Exercise aim ▸ The entries are to be printed again word for word, but no picture may appear.

Data for analysis: Begin

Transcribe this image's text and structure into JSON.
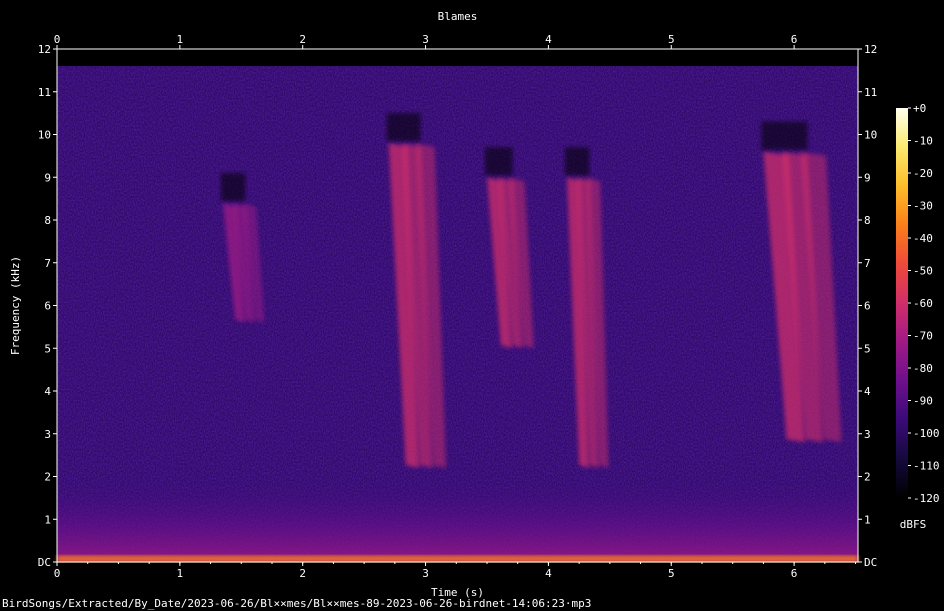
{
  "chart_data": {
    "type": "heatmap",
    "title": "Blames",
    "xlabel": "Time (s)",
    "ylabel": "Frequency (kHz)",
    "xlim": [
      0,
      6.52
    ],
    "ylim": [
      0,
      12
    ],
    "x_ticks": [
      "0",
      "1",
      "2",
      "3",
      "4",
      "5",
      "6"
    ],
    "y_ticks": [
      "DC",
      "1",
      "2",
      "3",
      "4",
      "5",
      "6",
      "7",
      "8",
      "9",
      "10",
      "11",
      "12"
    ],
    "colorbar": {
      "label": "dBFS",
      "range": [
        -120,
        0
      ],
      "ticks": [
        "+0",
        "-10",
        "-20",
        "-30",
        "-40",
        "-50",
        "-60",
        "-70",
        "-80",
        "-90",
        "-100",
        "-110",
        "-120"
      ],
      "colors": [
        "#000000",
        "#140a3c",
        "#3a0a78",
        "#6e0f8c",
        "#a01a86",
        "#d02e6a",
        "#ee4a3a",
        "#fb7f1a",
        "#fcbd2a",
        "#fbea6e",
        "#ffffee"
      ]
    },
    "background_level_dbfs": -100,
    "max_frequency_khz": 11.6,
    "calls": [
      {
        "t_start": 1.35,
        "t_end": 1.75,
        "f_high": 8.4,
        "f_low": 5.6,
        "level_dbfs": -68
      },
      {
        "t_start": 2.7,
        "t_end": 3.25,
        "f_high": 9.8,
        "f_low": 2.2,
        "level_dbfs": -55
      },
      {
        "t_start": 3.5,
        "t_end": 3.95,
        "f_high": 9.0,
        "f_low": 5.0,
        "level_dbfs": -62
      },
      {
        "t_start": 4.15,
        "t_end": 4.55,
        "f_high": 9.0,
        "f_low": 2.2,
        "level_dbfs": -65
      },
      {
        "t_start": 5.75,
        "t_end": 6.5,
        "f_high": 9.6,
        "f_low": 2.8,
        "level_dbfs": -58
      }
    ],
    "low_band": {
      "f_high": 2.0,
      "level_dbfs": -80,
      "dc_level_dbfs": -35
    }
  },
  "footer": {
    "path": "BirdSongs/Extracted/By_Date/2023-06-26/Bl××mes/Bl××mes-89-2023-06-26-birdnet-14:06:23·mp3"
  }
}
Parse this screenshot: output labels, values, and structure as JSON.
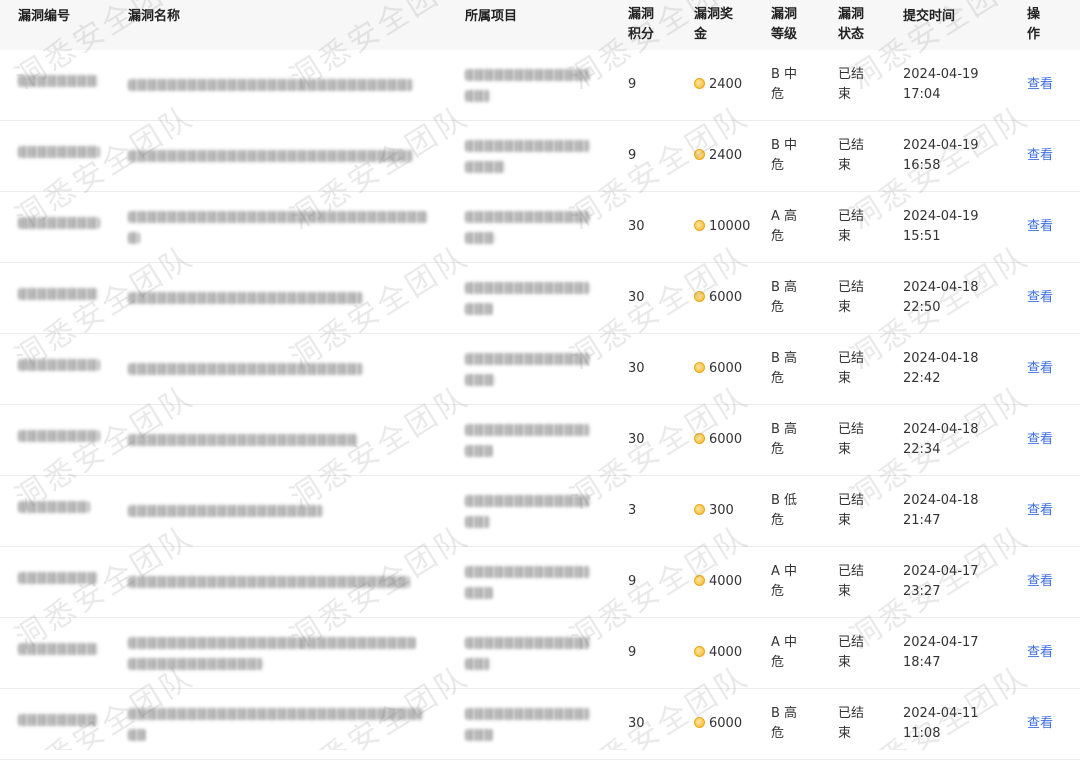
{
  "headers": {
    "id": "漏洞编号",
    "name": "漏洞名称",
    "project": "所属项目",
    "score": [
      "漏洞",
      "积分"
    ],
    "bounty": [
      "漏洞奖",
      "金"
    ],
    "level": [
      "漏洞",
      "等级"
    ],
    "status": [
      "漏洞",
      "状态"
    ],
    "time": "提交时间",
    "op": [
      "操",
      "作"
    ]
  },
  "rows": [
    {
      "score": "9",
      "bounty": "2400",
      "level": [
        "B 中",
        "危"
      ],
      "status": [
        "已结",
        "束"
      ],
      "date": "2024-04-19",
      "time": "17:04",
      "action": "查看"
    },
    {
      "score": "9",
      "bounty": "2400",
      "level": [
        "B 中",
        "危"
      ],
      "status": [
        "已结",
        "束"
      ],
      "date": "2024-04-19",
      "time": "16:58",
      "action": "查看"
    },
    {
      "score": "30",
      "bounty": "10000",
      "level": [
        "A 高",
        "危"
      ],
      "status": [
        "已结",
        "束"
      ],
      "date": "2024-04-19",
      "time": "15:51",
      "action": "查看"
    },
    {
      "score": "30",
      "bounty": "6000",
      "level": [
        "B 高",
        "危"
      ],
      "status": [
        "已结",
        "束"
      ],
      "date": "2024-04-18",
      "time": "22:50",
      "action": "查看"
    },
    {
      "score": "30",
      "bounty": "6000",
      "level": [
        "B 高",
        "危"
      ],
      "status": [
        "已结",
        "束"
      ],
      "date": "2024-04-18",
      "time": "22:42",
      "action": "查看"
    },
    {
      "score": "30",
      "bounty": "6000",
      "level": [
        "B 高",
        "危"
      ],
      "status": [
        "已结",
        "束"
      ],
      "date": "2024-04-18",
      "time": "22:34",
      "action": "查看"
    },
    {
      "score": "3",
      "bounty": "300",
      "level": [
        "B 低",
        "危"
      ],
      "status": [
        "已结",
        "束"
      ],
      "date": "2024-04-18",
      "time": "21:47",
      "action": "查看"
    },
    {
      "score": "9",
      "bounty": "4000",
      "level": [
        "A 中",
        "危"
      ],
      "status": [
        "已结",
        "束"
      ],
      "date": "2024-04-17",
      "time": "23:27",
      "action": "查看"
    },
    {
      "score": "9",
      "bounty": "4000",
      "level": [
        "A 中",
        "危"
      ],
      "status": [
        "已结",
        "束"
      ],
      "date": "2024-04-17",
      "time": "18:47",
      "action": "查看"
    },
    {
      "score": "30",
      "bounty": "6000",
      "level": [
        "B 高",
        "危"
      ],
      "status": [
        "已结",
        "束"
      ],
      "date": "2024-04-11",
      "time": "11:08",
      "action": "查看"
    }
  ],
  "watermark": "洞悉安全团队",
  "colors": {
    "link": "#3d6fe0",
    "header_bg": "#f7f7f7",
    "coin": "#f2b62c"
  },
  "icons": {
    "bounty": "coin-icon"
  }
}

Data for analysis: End

Exercise response ▸
Transcribe this image's text and structure into JSON.
{
  "chart_data": {
    "type": "heatmap",
    "title": "Blames",
    "xlabel": "Time (s)",
    "ylabel": "Frequency (kHz)",
    "xlim": [
      0,
      6.52
    ],
    "ylim": [
      0,
      12
    ],
    "x_ticks": [
      "0",
      "1",
      "2",
      "3",
      "4",
      "5",
      "6"
    ],
    "y_ticks": [
      "DC",
      "1",
      "2",
      "3",
      "4",
      "5",
      "6",
      "7",
      "8",
      "9",
      "10",
      "11",
      "12"
    ],
    "colorbar": {
      "label": "dBFS",
      "range": [
        -120,
        0
      ],
      "ticks": [
        "+0",
        "-10",
        "-20",
        "-30",
        "-40",
        "-50",
        "-60",
        "-70",
        "-80",
        "-90",
        "-100",
        "-110",
        "-120"
      ],
      "colors": [
        "#000000",
        "#140a3c",
        "#3a0a78",
        "#6e0f8c",
        "#a01a86",
        "#d02e6a",
        "#ee4a3a",
        "#fb7f1a",
        "#fcbd2a",
        "#fbea6e",
        "#ffffee"
      ]
    },
    "background_level_dbfs": -100,
    "max_frequency_khz": 11.6,
    "calls": [
      {
        "t_start": 1.35,
        "t_end": 1.75,
        "f_high": 8.4,
        "f_low": 5.6,
        "level_dbfs": -68
      },
      {
        "t_start": 2.7,
        "t_end": 3.25,
        "f_high": 9.8,
        "f_low": 2.2,
        "level_dbfs": -55
      },
      {
        "t_start": 3.5,
        "t_end": 3.95,
        "f_high": 9.0,
        "f_low": 5.0,
        "level_dbfs": -62
      },
      {
        "t_start": 4.15,
        "t_end": 4.55,
        "f_high": 9.0,
        "f_low": 2.2,
        "level_dbfs": -65
      },
      {
        "t_start": 5.75,
        "t_end": 6.5,
        "f_high": 9.6,
        "f_low": 2.8,
        "level_dbfs": -58
      }
    ],
    "low_band": {
      "f_high": 2.0,
      "level_dbfs": -80,
      "dc_level_dbfs": -35
    }
  },
  "footer": {
    "path": "BirdSongs/Extracted/By_Date/2023-06-26/Bl××mes/Bl××mes-89-2023-06-26-birdnet-14:06:23·mp3"
  }
}
Parse this screenshot: output labels, values, and structure as JSON.
{
  "headers": {
    "id": "漏洞编号",
    "name": "漏洞名称",
    "project": "所属项目",
    "score": [
      "漏洞",
      "积分"
    ],
    "bounty": [
      "漏洞奖",
      "金"
    ],
    "level": [
      "漏洞",
      "等级"
    ],
    "status": [
      "漏洞",
      "状态"
    ],
    "time": "提交时间",
    "op": [
      "操",
      "作"
    ]
  },
  "rows": [
    {
      "score": "9",
      "bounty": "2400",
      "level": [
        "B 中",
        "危"
      ],
      "status": [
        "已结",
        "束"
      ],
      "date": "2024-04-19",
      "time": "17:04",
      "action": "查看"
    },
    {
      "score": "9",
      "bounty": "2400",
      "level": [
        "B 中",
        "危"
      ],
      "status": [
        "已结",
        "束"
      ],
      "date": "2024-04-19",
      "time": "16:58",
      "action": "查看"
    },
    {
      "score": "30",
      "bounty": "10000",
      "level": [
        "A 高",
        "危"
      ],
      "status": [
        "已结",
        "束"
      ],
      "date": "2024-04-19",
      "time": "15:51",
      "action": "查看"
    },
    {
      "score": "30",
      "bounty": "6000",
      "level": [
        "B 高",
        "危"
      ],
      "status": [
        "已结",
        "束"
      ],
      "date": "2024-04-18",
      "time": "22:50",
      "action": "查看"
    },
    {
      "score": "30",
      "bounty": "6000",
      "level": [
        "B 高",
        "危"
      ],
      "status": [
        "已结",
        "束"
      ],
      "date": "2024-04-18",
      "time": "22:42",
      "action": "查看"
    },
    {
      "score": "30",
      "bounty": "6000",
      "level": [
        "B 高",
        "危"
      ],
      "status": [
        "已结",
        "束"
      ],
      "date": "2024-04-18",
      "time": "22:34",
      "action": "查看"
    },
    {
      "score": "3",
      "bounty": "300",
      "level": [
        "B 低",
        "危"
      ],
      "status": [
        "已结",
        "束"
      ],
      "date": "2024-04-18",
      "time": "21:47",
      "action": "查看"
    },
    {
      "score": "9",
      "bounty": "4000",
      "level": [
        "A 中",
        "危"
      ],
      "status": [
        "已结",
        "束"
      ],
      "date": "2024-04-17",
      "time": "23:27",
      "action": "查看"
    },
    {
      "score": "9",
      "bounty": "4000",
      "level": [
        "A 中",
        "危"
      ],
      "status": [
        "已结",
        "束"
      ],
      "date": "2024-04-17",
      "time": "18:47",
      "action": "查看"
    },
    {
      "score": "30",
      "bounty": "6000",
      "level": [
        "B 高",
        "危"
      ],
      "status": [
        "已结",
        "束"
      ],
      "date": "2024-04-11",
      "time": "11:08",
      "action": "查看"
    }
  ],
  "watermark": "洞悉安全团队",
  "colors": {
    "link": "#3d6fe0",
    "header_bg": "#f7f7f7",
    "coin": "#f2b62c"
  },
  "icons": {
    "bounty": "coin-icon"
  }
}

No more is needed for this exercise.